This marking also reappears in 1944, known as the "uhu" or owl marking, and is believed to have been used only by the reconaissance battalion. 

uhu.jpg (229918 bytes) uhu2.jpg (201205 bytes)
One reference (an article by a Mr. Kitamura's in Panzerblatt #6 (Armour Modelling magazine, issue 6) says that the reconnaissance battalion had their armoured cars carry this marking because of the commander's name (Usedom) and Hussar tradition (Usedom Husaren).  The first letters of Usedom and Husaren are, of course "Uhu", which in German means "owl" - a creature associated with wisdom or intelligence.

The First (armoured) Battalion of the Panzerfüsilier Regiment was nicknamed the "Lion Battalion", after their commanding officer Horst Niemack continuously referred to them as "killer lions" in action.   On 20 August 1944, he promulgated the following order:

I Battalion has fought extremely well in the battles of the past few days.
In recognition of its proud success, with the authorization of the division commander I decree that the battalion may apply the lion to its APCs as a special recognition marking.  Niemack.

Unknown Markings

And finally, some markings for which photographic evidence is in existence may never be fully understood.  The following photo shows Maultier halftracks of a GD supply column, taken in 1943.  Two digit numbers are worn on the doors of the vehicles, with the GD steel helmet and tac signs on the fenders.  The arrow symbol on the bonnet of the truck is a mystery.

truckb.gif (1869 bytes) The tactical sign is the 1943 version of the "truck column" sign.  The M may stand for "mittlerer" for medium, or perhaps "Maultier", the type of truck.  The thick bar on the left indicated a company sized unit.
trucka.gif (1050 bytes) The bottom part of the tactical sign - indicating the method of transport - is obscured in this photo, but would indicate either a motorized unit (above left) or half-tracked (left).

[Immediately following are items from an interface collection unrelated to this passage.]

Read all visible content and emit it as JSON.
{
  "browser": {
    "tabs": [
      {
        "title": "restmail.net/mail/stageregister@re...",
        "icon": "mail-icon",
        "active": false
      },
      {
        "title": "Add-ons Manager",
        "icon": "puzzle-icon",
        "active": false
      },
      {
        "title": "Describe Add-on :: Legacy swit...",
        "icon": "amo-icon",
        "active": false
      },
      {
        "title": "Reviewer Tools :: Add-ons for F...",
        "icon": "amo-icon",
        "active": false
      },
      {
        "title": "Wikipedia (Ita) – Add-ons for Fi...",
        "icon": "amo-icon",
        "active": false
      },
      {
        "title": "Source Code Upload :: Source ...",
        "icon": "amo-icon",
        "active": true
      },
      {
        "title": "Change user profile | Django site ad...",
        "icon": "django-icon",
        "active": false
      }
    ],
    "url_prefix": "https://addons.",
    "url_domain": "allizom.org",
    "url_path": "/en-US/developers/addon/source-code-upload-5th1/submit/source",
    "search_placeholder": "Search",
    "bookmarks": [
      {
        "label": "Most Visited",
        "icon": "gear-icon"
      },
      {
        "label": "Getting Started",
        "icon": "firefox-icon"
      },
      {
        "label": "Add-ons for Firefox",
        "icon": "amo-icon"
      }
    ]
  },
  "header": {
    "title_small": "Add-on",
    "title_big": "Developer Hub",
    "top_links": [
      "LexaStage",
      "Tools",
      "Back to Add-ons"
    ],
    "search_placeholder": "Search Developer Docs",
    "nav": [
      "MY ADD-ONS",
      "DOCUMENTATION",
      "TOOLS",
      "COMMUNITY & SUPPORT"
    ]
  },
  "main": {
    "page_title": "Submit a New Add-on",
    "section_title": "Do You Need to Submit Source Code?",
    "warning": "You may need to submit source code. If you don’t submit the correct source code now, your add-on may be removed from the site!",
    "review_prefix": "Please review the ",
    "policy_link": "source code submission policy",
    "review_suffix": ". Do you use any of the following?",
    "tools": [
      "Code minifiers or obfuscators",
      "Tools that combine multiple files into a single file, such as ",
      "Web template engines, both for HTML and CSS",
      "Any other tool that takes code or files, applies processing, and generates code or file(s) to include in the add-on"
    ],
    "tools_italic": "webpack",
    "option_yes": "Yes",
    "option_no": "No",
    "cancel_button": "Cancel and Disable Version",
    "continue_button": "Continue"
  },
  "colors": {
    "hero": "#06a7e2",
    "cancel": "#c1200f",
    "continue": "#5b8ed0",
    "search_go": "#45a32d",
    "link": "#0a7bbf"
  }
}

maul.jpg (31650 bytes)
Photo courtesy Collection Akira Tamaguchi